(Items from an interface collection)

################

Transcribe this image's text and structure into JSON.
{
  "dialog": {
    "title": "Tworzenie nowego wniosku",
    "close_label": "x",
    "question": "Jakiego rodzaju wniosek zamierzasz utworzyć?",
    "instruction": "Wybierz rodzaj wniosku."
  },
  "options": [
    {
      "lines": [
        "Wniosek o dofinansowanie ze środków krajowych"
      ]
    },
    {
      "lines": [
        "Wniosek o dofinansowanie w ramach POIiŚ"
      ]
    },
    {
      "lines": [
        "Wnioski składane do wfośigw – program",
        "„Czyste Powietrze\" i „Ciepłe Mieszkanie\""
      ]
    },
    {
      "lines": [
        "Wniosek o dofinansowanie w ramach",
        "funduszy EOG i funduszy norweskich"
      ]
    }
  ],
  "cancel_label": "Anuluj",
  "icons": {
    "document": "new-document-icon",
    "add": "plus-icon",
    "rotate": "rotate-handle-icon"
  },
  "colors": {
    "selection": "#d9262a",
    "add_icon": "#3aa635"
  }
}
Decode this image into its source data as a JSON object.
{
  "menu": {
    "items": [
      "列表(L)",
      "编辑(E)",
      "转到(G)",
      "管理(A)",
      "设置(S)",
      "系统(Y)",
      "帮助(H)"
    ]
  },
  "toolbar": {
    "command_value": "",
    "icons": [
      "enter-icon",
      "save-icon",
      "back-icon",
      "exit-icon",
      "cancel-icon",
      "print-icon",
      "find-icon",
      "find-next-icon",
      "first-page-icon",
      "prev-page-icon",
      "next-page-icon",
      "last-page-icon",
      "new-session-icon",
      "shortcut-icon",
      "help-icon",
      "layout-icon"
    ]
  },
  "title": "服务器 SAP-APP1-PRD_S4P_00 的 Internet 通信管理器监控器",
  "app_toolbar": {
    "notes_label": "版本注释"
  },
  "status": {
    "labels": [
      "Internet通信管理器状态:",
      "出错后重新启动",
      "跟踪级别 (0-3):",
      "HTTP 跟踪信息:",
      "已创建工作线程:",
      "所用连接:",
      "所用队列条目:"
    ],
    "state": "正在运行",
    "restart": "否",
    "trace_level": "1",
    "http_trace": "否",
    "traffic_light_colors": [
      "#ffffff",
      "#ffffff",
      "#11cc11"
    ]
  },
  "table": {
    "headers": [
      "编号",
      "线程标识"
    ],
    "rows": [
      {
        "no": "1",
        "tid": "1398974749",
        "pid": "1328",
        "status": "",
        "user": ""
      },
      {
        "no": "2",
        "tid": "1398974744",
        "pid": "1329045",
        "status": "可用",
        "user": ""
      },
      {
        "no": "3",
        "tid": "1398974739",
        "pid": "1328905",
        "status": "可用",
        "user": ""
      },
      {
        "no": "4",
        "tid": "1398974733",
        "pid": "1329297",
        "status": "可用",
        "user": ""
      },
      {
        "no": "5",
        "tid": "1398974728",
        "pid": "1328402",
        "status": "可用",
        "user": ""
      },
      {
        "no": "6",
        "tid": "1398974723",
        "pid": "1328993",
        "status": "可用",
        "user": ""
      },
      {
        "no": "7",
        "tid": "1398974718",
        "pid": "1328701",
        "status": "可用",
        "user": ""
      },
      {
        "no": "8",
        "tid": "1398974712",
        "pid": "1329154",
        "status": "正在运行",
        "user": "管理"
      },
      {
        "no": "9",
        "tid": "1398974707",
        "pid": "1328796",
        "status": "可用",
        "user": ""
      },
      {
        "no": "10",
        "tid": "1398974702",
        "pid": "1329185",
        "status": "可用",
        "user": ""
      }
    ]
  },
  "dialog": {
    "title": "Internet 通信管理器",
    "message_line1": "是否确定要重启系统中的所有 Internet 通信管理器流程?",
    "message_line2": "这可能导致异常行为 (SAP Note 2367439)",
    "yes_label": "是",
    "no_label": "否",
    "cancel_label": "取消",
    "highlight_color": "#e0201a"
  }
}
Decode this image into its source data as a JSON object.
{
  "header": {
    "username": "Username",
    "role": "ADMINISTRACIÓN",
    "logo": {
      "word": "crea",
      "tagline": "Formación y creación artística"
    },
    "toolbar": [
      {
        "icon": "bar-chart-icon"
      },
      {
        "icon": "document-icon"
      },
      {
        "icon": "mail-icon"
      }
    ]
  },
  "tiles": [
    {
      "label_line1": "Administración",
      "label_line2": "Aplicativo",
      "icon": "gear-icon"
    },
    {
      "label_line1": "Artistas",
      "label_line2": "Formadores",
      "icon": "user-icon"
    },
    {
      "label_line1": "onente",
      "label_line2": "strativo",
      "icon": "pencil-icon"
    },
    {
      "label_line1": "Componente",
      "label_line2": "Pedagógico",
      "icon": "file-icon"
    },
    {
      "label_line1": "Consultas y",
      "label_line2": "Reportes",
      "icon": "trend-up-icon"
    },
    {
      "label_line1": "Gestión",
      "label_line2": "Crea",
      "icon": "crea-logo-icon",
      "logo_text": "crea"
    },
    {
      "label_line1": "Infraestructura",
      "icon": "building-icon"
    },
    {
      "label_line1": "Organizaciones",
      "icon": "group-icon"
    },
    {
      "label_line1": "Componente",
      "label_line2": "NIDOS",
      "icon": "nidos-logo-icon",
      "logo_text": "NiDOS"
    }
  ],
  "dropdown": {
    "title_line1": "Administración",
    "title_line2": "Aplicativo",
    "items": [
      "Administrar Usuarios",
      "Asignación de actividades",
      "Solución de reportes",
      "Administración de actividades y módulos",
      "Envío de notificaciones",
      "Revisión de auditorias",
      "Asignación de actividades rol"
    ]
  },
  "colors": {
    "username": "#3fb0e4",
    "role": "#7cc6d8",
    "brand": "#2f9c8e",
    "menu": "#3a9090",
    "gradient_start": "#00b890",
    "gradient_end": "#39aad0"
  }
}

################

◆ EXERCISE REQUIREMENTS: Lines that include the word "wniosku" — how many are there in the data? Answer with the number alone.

◆ ANSWER TO THIS TASK: 2